I've been involved in both in-house development and the installation of bought packages, ranging from 5-user small business systems to 5,000 user ERP systems costing tens of millions of dollars. Build or buy? The answer is, of course, "it depends." The pros of both approaches are always put forth. Here are a couple of cons of each that are often overlooked.

In build, beware two things: unexpected ongoing maintenance costs and turnover on the development staff. You will always have to maintain, upgrade and modify a system you build yourself no matter how many people protest this is a "build it and forget it" system so you ned to factor in that cost. No, really you will have to do this. I promise. Also, the buy option actually becomes more dangerous as fewer people involved in construction, as the loss of one or two key people takes all the real-world experience with that system away. When that happens, you have the equivelent of a purchased system where the vendor went bankrupt (i.e. you are on your own without a clue.)

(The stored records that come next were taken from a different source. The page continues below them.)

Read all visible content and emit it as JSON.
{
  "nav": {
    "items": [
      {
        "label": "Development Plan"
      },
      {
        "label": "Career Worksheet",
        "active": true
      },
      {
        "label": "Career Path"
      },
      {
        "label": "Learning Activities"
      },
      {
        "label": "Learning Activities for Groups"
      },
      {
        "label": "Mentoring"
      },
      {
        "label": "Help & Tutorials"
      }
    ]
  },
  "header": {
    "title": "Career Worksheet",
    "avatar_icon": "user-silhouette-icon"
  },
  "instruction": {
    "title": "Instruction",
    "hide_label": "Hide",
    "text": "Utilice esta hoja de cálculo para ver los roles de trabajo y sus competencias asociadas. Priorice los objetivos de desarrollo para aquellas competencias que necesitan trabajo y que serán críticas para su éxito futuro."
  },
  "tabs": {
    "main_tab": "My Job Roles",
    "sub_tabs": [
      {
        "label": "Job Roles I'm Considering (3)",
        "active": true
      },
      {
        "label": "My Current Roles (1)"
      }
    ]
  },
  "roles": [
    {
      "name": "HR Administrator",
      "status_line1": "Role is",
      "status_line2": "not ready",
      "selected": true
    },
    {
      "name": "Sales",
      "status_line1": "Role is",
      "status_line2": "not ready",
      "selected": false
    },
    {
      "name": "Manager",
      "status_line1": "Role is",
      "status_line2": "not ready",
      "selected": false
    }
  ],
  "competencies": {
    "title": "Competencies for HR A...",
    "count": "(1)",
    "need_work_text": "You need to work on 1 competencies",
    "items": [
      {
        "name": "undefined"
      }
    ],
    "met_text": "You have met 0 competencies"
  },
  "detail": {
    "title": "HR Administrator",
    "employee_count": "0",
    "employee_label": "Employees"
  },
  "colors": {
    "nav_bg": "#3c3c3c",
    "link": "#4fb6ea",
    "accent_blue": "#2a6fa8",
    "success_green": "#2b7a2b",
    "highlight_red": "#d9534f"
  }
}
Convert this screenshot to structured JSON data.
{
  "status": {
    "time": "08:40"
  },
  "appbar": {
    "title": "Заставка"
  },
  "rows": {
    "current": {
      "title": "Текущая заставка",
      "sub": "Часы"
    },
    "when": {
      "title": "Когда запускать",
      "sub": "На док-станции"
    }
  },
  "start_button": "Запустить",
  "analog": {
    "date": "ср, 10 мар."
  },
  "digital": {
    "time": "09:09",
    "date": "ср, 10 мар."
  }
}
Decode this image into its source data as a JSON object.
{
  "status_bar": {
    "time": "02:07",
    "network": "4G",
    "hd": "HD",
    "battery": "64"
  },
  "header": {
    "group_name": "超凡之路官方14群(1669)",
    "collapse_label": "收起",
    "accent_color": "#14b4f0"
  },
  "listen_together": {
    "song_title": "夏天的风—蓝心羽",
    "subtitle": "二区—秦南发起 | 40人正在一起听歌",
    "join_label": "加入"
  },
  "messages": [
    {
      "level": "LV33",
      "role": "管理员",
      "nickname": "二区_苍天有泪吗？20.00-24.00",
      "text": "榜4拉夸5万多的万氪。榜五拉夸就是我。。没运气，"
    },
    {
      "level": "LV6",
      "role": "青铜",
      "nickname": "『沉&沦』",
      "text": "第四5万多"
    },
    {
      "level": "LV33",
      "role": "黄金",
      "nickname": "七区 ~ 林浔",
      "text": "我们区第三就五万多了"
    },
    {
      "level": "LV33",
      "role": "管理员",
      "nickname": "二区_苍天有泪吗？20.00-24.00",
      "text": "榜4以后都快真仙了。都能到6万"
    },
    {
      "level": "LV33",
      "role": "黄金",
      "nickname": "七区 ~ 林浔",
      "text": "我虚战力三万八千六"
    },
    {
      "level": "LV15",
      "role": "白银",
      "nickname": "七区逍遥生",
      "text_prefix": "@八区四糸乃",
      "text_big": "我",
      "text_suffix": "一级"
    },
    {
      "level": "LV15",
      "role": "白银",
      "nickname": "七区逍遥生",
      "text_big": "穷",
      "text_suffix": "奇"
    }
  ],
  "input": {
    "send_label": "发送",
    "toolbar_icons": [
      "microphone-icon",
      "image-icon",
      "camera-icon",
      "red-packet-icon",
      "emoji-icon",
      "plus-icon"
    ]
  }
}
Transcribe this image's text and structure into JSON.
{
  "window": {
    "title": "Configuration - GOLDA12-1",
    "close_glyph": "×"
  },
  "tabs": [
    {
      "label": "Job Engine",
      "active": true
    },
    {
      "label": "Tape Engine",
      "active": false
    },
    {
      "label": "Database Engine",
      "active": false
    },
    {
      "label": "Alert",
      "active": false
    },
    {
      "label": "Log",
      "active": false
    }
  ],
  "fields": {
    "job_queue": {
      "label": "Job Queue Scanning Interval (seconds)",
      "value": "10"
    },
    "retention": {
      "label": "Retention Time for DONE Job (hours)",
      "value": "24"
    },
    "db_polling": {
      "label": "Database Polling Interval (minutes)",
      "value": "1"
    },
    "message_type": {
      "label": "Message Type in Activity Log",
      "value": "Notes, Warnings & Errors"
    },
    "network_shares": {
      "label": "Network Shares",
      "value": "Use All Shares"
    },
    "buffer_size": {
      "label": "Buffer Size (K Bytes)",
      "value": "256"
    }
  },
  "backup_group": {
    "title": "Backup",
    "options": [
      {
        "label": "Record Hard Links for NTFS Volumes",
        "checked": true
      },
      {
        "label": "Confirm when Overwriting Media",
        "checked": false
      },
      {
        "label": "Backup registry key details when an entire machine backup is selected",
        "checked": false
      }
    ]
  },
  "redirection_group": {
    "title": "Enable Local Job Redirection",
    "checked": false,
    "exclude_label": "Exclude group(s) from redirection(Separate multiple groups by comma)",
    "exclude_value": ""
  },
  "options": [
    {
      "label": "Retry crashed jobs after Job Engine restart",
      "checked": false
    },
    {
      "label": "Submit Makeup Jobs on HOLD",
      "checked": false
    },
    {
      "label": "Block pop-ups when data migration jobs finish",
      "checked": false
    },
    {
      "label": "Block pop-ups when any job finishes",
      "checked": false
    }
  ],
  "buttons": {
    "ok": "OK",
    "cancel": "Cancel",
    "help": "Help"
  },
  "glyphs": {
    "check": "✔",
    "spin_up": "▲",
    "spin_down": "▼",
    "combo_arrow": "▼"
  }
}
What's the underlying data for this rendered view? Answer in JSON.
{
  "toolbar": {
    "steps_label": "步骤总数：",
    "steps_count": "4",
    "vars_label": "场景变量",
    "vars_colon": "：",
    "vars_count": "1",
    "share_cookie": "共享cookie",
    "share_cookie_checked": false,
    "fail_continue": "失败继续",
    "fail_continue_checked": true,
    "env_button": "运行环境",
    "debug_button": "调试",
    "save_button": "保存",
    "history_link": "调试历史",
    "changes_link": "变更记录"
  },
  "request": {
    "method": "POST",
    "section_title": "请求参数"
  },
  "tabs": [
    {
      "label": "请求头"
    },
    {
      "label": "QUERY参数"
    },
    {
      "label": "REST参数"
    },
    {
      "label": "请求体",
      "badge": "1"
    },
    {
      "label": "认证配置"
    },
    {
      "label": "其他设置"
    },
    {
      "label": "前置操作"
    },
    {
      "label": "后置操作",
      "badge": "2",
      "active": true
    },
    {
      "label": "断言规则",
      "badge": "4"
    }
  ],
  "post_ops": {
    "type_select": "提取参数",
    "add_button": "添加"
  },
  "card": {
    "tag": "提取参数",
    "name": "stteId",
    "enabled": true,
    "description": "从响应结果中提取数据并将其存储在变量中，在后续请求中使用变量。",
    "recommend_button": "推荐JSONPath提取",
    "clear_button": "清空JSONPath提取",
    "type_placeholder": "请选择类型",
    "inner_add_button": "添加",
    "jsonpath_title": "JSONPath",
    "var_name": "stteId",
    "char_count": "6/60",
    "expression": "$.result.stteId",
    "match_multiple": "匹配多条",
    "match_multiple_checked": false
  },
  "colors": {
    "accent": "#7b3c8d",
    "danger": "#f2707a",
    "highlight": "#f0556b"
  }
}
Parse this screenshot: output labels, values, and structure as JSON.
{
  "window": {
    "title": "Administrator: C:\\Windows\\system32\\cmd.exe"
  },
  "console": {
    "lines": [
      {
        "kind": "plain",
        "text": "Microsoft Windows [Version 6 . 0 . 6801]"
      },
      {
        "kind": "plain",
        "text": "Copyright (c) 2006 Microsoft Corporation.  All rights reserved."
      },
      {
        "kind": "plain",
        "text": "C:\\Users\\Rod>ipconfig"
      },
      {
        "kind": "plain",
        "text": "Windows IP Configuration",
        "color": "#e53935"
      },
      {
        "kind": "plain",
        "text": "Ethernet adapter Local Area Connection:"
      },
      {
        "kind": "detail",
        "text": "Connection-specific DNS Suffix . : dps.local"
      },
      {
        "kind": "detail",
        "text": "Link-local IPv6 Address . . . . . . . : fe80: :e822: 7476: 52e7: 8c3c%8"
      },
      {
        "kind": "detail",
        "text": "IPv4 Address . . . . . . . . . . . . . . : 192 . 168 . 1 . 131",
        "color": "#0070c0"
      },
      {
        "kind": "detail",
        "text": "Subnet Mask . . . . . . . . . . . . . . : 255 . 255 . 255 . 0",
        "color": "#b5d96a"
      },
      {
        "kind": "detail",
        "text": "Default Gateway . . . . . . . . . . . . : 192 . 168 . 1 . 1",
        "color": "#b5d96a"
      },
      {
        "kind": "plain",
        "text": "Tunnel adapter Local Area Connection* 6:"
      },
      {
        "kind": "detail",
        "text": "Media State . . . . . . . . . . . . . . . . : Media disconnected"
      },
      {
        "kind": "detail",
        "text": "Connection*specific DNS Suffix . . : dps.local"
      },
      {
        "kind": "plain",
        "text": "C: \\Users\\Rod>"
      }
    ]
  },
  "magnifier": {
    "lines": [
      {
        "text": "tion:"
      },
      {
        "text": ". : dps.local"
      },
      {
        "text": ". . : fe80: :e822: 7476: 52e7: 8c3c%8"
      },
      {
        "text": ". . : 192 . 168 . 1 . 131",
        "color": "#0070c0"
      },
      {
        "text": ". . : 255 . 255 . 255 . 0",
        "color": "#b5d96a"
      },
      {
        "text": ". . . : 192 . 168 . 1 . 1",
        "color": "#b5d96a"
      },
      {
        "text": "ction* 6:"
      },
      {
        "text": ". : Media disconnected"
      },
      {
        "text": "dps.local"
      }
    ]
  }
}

In buy, you are at the mercy of the vendor to keep current not only with technology but with business trends and regulations. If your vendor gets complacent and doesn't keep the innovations coming, you could find yourself making this decision all over again in far too few years. Also, if your vendor goes bust you are in trouble and if your vendor is acquired you could be in trouble if the new owners decide to orphan the product.

It's all really a matter of risk management and which set of risks you are willing to assume. And the first thing to ask in making that decision is "which will meet my needs to an acceptable level." As a general rule, I've come to the conclusion that "buy" is preferable to "build" if you can find something you can afford that is good enough. But having said that, I have seen far too many organizations assume that purchased software is always better than home-grown and end up spending huge amounts of money on sofware that does not fill the needs of the organization.